Fight or flight moments can forever change our views on people and situations and in our time of Cold War like concerns, Paul gives us some good advice
“But you, brothers and sisters, are not in darkness ……………………you children of the light and children of the day. We do not belong to the night or to the darkness. So then, let us not be like others, who are asleep but let us be awake and sober. For those who sleep, sleep at night, and those who get drunk, get drunk at night. But since we belong to the day, let us be sober, putting on faith and love as a breastplate, and the hope of salvation as a helmet. For God did not appoint us to suffer wrath but to receive salvation through our Lord Jesus Christ. He died for us so that, whether we are awake or asleep, we may live together with him. Therefore encourage one another and build each other up….”

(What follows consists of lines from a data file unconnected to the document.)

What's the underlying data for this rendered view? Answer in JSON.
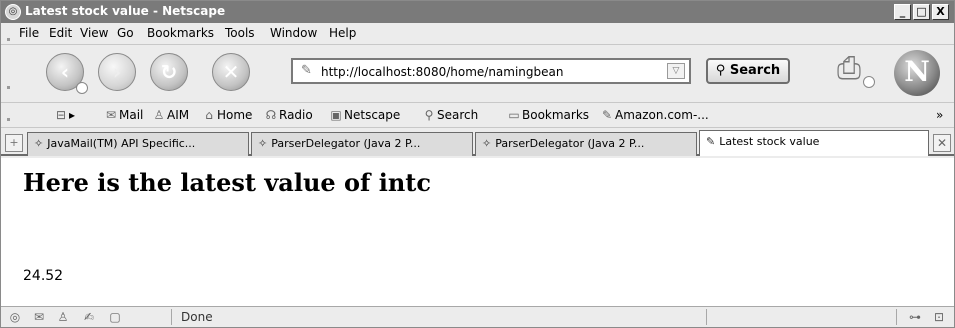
{
  "window": {
    "title": "Latest stock value - Netscape",
    "minimize": "_",
    "maximize": "□",
    "close": "X"
  },
  "menu": [
    "File",
    "Edit",
    "View",
    "Go",
    "Bookmarks",
    "Tools",
    "Window",
    "Help"
  ],
  "navigation": {
    "back_icon": "‹",
    "forward_icon": "›",
    "reload_icon": "↻",
    "stop_icon": "✕",
    "url_value": "http://localhost:8080/home/namingbean",
    "search_label": "Search",
    "logo_letter": "N"
  },
  "personal_toolbar": {
    "items": [
      "Mail",
      "AIM",
      "Home",
      "Radio",
      "Netscape",
      "Search",
      "Bookmarks",
      "Amazon.com-..."
    ],
    "overflow": "»"
  },
  "tabs": [
    {
      "label": "JavaMail(TM) API Specific..."
    },
    {
      "label": "ParserDelegator (Java 2 P..."
    },
    {
      "label": "ParserDelegator (Java 2 P..."
    },
    {
      "label": "Latest stock value"
    }
  ],
  "content": {
    "heading": "Here is the latest value of intc",
    "value": "24.52"
  },
  "status": {
    "text": "Done"
  },
  "colors": {
    "titlebar": "#7a7a7a",
    "chrome": "#ececec",
    "page_bg": "#ffffff"
  }
}
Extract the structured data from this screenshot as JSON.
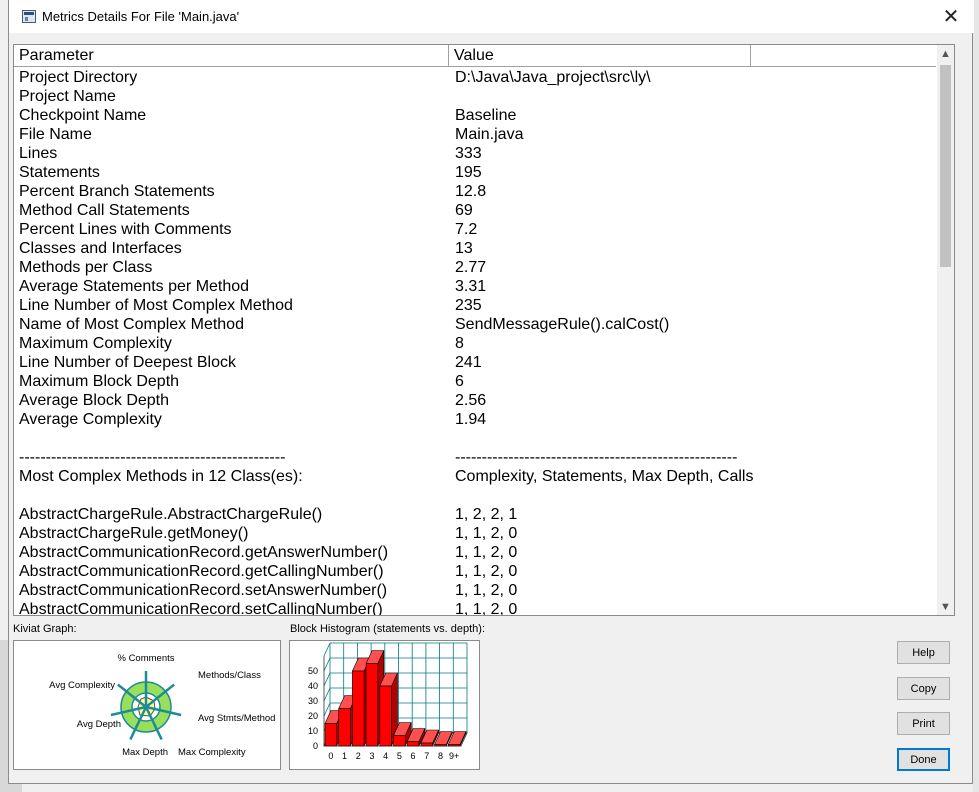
{
  "window": {
    "title": "Metrics Details For File 'Main.java'",
    "close_glyph": "✕"
  },
  "list": {
    "headers": {
      "parameter": "Parameter",
      "value": "Value"
    },
    "rows": [
      [
        "Project Directory",
        "D:\\Java\\Java_project\\src\\ly\\"
      ],
      [
        "Project Name",
        ""
      ],
      [
        "Checkpoint Name",
        "Baseline"
      ],
      [
        "File Name",
        "Main.java"
      ],
      [
        "Lines",
        "333"
      ],
      [
        "Statements",
        "195"
      ],
      [
        "Percent Branch Statements",
        "12.8"
      ],
      [
        "Method Call Statements",
        "69"
      ],
      [
        "Percent Lines with Comments",
        "7.2"
      ],
      [
        "Classes and Interfaces",
        "13"
      ],
      [
        "Methods per Class",
        "2.77"
      ],
      [
        "Average Statements per Method",
        "3.31"
      ],
      [
        "Line Number of Most Complex Method",
        "235"
      ],
      [
        "Name of Most Complex Method",
        "SendMessageRule().calCost()"
      ],
      [
        "Maximum Complexity",
        "8"
      ],
      [
        "Line Number of Deepest Block",
        "241"
      ],
      [
        "Maximum Block Depth",
        "6"
      ],
      [
        "Average Block Depth",
        "2.56"
      ],
      [
        "Average Complexity",
        "1.94"
      ],
      [
        "",
        ""
      ],
      [
        "--------------------------------------------------",
        "-----------------------------------------------------"
      ],
      [
        "Most Complex Methods in 12 Class(es):",
        "Complexity, Statements, Max Depth, Calls"
      ],
      [
        "",
        ""
      ],
      [
        "AbstractChargeRule.AbstractChargeRule()",
        "1, 2, 2, 1"
      ],
      [
        "AbstractChargeRule.getMoney()",
        "1, 1, 2, 0"
      ],
      [
        "AbstractCommunicationRecord.getAnswerNumber()",
        "1, 1, 2, 0"
      ],
      [
        "AbstractCommunicationRecord.getCallingNumber()",
        "1, 1, 2, 0"
      ],
      [
        "AbstractCommunicationRecord.setAnswerNumber()",
        "1, 1, 2, 0"
      ],
      [
        "AbstractCommunicationRecord.setCallingNumber()",
        "1, 1, 2, 0"
      ]
    ],
    "scroll_up_glyph": "▲",
    "scroll_down_glyph": "▼"
  },
  "kiviat": {
    "label": "Kiviat Graph:",
    "axes": [
      "% Comments",
      "Methods/Class",
      "Avg Stmts/Method",
      "Max Complexity",
      "Max Depth",
      "Avg Depth",
      "Avg Complexity"
    ]
  },
  "histogram": {
    "label": "Block Histogram (statements vs. depth):",
    "y_ticks": [
      "0",
      "10",
      "20",
      "30",
      "40",
      "50"
    ],
    "ylim": [
      0,
      60
    ],
    "categories": [
      "0",
      "1",
      "2",
      "3",
      "4",
      "5",
      "6",
      "7",
      "8",
      "9+"
    ],
    "values": [
      15,
      25,
      50,
      55,
      40,
      7,
      3,
      2,
      1,
      1
    ],
    "bar_color": "#ff0000",
    "grid_color": "#007a80"
  },
  "buttons": {
    "help": "Help",
    "copy": "Copy",
    "print": "Print",
    "done": "Done"
  }
}
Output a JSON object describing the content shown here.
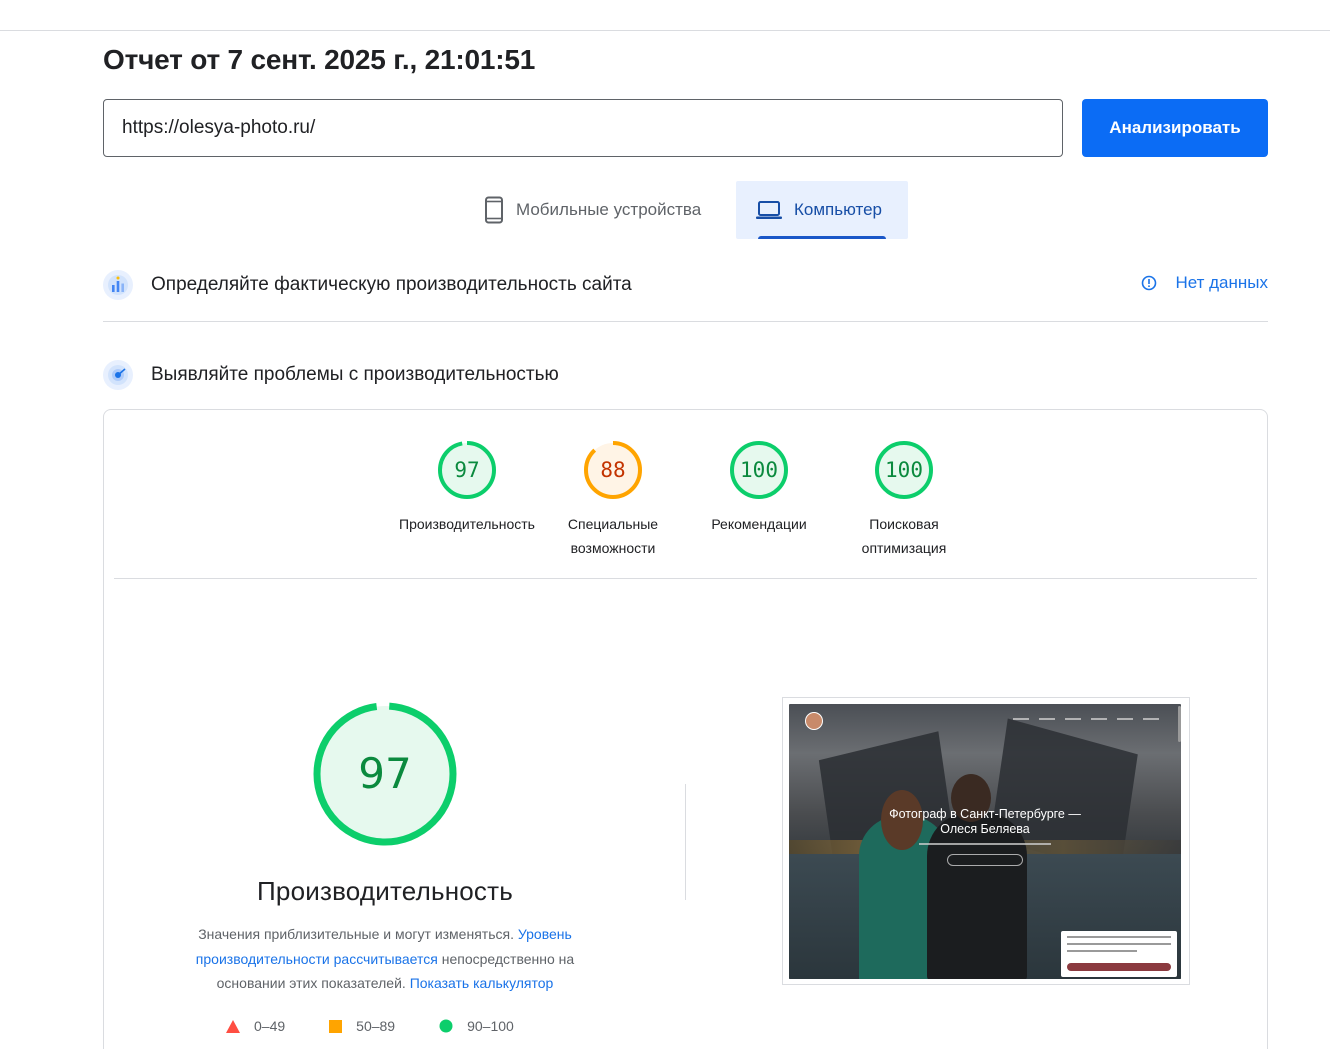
{
  "report": {
    "title": "Отчет от 7 сент. 2025 г., 21:01:51"
  },
  "search": {
    "url_value": "https://olesya-photo.ru/",
    "analyze_label": "Анализировать"
  },
  "tabs": [
    {
      "label": "Мобильные устройства",
      "icon": "smartphone-icon",
      "selected": false
    },
    {
      "label": "Компьютер",
      "icon": "laptop-icon",
      "selected": true
    }
  ],
  "field_section": {
    "title": "Определяйте фактическую производительность сайта",
    "icon": "field-data-icon",
    "status_label": "Нет данных",
    "status_icon": "info-icon"
  },
  "lab_section": {
    "title": "Выявляйте проблемы с производительностью",
    "icon": "lab-data-icon"
  },
  "scores": [
    {
      "value": "97",
      "label": "Производительность",
      "label_line2": "",
      "rating": "pass",
      "color": "#0cce6b"
    },
    {
      "value": "88",
      "label": "Специальные",
      "label_line2": "возможности",
      "rating": "average",
      "color": "#ffa400"
    },
    {
      "value": "100",
      "label": "Рекомендации",
      "label_line2": "",
      "rating": "pass",
      "color": "#0cce6b"
    },
    {
      "value": "100",
      "label": "Поисковая",
      "label_line2": "оптимизация",
      "rating": "pass",
      "color": "#0cce6b"
    }
  ],
  "performance": {
    "score": "97",
    "score_fraction": 0.97,
    "title": "Производительность",
    "desc_prefix": "Значения приблизительные и могут изменяться.",
    "desc_link1": "Уровень производительности рассчитывается",
    "desc_middle": "непосредственно на основании этих показателей.",
    "desc_link2": "Показать калькулятор"
  },
  "legend": [
    {
      "range": "0–49",
      "shape": "triangle",
      "color": "#ff4e42"
    },
    {
      "range": "50–89",
      "shape": "square",
      "color": "#ffa400"
    },
    {
      "range": "90–100",
      "shape": "circle",
      "color": "#0cce6b"
    }
  ],
  "screenshot": {
    "hero_title": "Фотограф в Санкт-Петербурге —",
    "hero_name": "Олеся Беляева"
  },
  "colors": {
    "accent": "#1a73e8",
    "pass": "#0cce6b",
    "average": "#ffa400",
    "fail": "#ff4e42",
    "pass_text": "#0b8a3e",
    "average_text": "#c33300"
  }
}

People of the light that St. Peter declares in 1 Peter 2:9 to “be a chosen race, a royal priesthood, a holy nation, God’s own people, that you may declare the wonderful deeds of him who called you out of darkness into his marvellous light.”
Today’s Gospel talks of using our talents which each and every one of us have. To use them rather than to bury them away not to build our own kingdom, but to build his kingdom and help all and sundry along the way.
We saw that video clip of Elizabeth Boyle where at the end the judges are like where have you been and to which we find out later she had been performing, but only in her little village. She had not buried her talent but know it was put even more on show through her singing and particularly for me her first album which was basically full of hymns. The voice of an angel that would ultimately see me driving my little black sports car with the roof off with her version of amazing grace blaring and Cathy making mention of the somewhat unusual combination the two together may seem to some.
We may not have the voice of an angel but we do have the voices of the angels and all the company of heaven who cheer us on in both times of doubt and worry and in times fulfilment and contentment that in putting on faith and love as a breastplate, and the hope of salvation as a helmet and secure in our Saviours arms we need not fight nor flee but be present in the lives and situations of those around that the Lord brings before us that let the fruits of your labours be in abundance and the fruit of the Spirit in you bring love, joy, peace, forbearance, kindness, goodness, faithfulness.
Some people’s talent is put on show for all to see and in the rough and tumble game of AFL none is greater than Gary Ablett Junior. Some here may suggest that compared to league and union it maybe not that rough and tough but be that the case or not, it still is a highly aggressive and fierce body contact sport. Gary’s football talent is undeniably great but in a sport where every little thing can be used against you by the opposition it is with great admiration that I read in the Women’s weekly where in an interview he remarked openly “that he is a Christian, that Jesus is the most important thing to him and before every game he prays to God in Christ’s name including that he will not be badly hurt of injured.”
Great footballer and great confession. But no greater than yours that you take with you into your world that through having been given unfathomable fame and skill or just the right words in a seemingly chance encounter, all are alike before our Lord and Savior who sees those toiling amongst both the thorns and the good soil and looks in anticipation to “welcome home His good and trusted servants.” Amen.